Like Israeli apartheid, Palestinian resistance crosses Green Line
In 2003, Israel’s then-finance minister, Binyamin Netanyahu described Palestinian citizens of Israel as the real “demographic problem”.
Seven years later as prime minister, Netanyahu told his cabinet that “without a Jewish majority”, the Negev posed “a palpable threat”.
Did someone say “incitement”?
This is the man currently leading Israel into a diplomatic and security cul-de-sac; a man who, thanks to his ideology and obsession with political power, is cementing the de facto one-state reality with the support of his eager accomplices in the Israeli parliament.
There should be no surprise that Netanyahu has expanded settlements, overseen atrocities in Gaza, proclaimed the return of punitive house demolitions and threatened Palestinian citizens of Israel with expulsion for advocating the “destruction of the state”.
For Netanyahu, the “Green Line” – the division between territory held by Israel before and after 1967 – is meaningless.
None of this sets him apart from previous Israeli leaders and governments. From Sharon to Rabin, the colonial consensus has always trumped international law.
But in recent years, the erasure of the Green Line has become more pronounced.

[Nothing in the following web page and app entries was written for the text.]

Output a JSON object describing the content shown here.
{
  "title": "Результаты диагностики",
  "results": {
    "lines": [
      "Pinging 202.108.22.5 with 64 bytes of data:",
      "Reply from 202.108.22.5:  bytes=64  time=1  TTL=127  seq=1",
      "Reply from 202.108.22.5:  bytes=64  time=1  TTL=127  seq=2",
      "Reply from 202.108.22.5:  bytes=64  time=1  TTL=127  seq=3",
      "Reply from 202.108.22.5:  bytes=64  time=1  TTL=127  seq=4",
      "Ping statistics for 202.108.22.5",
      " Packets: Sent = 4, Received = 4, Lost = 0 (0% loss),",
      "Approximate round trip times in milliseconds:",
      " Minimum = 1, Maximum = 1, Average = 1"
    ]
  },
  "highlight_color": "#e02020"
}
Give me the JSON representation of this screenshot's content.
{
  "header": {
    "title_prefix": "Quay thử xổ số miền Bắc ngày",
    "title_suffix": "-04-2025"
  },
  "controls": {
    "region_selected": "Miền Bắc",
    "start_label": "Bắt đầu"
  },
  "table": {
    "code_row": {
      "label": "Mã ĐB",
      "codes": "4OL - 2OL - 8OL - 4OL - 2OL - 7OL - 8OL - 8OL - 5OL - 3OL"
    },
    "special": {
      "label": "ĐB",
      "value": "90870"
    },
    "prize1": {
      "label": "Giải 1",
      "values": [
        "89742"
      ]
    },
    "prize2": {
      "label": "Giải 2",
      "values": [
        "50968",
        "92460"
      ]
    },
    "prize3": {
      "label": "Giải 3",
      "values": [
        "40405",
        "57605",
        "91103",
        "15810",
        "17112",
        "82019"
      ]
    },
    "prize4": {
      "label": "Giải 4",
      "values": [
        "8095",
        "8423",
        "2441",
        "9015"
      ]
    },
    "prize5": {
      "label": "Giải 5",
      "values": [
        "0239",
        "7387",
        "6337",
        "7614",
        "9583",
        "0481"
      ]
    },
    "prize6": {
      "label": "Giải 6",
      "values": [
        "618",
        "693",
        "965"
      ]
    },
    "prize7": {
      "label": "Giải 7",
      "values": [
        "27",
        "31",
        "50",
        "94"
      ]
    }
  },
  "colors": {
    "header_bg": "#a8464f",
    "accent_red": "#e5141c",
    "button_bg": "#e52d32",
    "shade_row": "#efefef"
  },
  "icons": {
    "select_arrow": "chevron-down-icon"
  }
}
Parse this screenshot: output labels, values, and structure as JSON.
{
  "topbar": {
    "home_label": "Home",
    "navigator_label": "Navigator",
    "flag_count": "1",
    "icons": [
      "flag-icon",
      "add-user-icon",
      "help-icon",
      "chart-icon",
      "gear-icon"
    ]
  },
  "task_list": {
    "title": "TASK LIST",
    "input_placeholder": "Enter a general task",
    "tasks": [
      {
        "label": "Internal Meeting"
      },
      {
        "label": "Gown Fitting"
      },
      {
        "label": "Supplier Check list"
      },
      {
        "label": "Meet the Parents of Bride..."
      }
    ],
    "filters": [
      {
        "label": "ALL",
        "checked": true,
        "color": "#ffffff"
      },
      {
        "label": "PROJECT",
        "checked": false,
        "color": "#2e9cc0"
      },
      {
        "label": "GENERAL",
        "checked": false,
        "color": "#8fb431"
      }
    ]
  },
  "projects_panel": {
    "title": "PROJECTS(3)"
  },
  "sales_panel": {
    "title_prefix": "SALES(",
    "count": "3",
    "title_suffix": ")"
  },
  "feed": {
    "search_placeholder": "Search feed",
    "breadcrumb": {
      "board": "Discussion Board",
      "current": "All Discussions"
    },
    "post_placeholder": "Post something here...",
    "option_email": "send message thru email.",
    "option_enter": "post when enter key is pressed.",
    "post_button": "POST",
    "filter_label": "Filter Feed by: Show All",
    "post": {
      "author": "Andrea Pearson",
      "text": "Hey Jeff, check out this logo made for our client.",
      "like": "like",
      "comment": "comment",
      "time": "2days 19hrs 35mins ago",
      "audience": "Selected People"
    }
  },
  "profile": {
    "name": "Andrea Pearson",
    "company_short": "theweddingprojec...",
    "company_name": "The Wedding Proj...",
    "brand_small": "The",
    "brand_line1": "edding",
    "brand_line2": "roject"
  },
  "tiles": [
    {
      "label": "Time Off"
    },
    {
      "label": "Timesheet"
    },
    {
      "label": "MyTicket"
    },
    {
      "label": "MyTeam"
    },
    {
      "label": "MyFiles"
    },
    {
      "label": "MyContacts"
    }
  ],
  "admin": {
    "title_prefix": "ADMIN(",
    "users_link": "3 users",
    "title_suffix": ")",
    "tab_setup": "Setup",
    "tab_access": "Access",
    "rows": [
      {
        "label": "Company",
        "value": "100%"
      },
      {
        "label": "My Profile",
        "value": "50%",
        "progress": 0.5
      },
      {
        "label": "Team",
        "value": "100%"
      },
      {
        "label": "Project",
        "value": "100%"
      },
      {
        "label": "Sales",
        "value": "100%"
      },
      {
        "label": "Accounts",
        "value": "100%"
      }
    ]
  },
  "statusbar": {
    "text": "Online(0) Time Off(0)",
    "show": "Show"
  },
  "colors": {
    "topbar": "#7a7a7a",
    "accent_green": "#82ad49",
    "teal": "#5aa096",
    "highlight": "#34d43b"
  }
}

Israeli bulldozers are tearing down Palestinian homes in the south Hebron hills, and destroying what Israel says are “illegal” homes in the Negev.
In Silwan, Jewish settlers move into Palestinian homes using legal mechanisms and brute force, the continuation of bureaucratic and physical violence that stretches back to the 1948 Nakba.
|The status quo is unravelling, despite – or perhaps because of – the best efforts of different parties to maintain it.|
Over the summer, as Gaza burned, Israeli forces were also cutting down Palestinian protesters in the West Bank, confronting demonstrators in occupied East Jerusalem, and arresting and harassing Palestinians in the villages of the Galilee Triangle.
And just as Israeli apartheid has crossed the Green Line, so has Palestinian resistance. Palestinians, especially the politically engaged youth, are reaching out across the divisions created by Zionist colonisation to create links of solidarity.
These connections emerge out of an understanding that they are facing the same enemy: a state determined to expel, corral and silence the indigenous population in the name of ethno-religious supremacy.
Examples include the 2011 solidarity hunger strikes in Haifa in support of Palestinian prisoners, similar coordinated activity during Khader Adnan’s hunger strike, and the days of rage and protest against the so-called “Prawer Plan” to ethnically cleanse Bedouin Palestinians from the Negev.
The tools provided by social media platforms are part of the story, but it is also about a generation which rejects the fragmentation of the past.
It is a reflection of a political consciousness that is both old and new: it harks back to before the time when the Palestinian issue was reduced to that of “statehood”, and is shaped by the realities and priorities of the present.
State of mind
The fact that Israel’s policies of segregation and discrimination bridge the Green Line brings us to a conversation less about “states” (and even less about the “two-state solution”), and more about decolonisation.
Even a single, democratic state, as Noura Erakat wrote in The Nation in March 2013, is not sufficient without a commitment to dismantling “those institutions that confer privilege to any particular ethnic, religious or national group”.
And those are the sorts of questions and issues that are slowly coming to the fore, as Israel upholds a politics of racial privilege and policies of exclusion as it maintains a grip over all the territory from the Jordan river to the Mediterranean.
The status quo is unravelling, despite – or perhaps because of – the best efforts of different parties to maintain it. The emergence of a de facto “one state” thus contains dangers and opportunities.
Israel’s leaders will do their best to solidify and refine the apparatus of apartheid. Meanwhile, the Palestinian political leadership, by and large, is not reflecting the changes that have already taken place.
Events this year have brought home the irrelevancy of the Green Line: Israeli apartheid crosses it, and so does Palestinian resistance. The battle for justice in Palestine, to borrow from the title of Ali Abunimah’s most recent book, will play out in Shuafat and Gaza, Hebron and Kafr Kanna.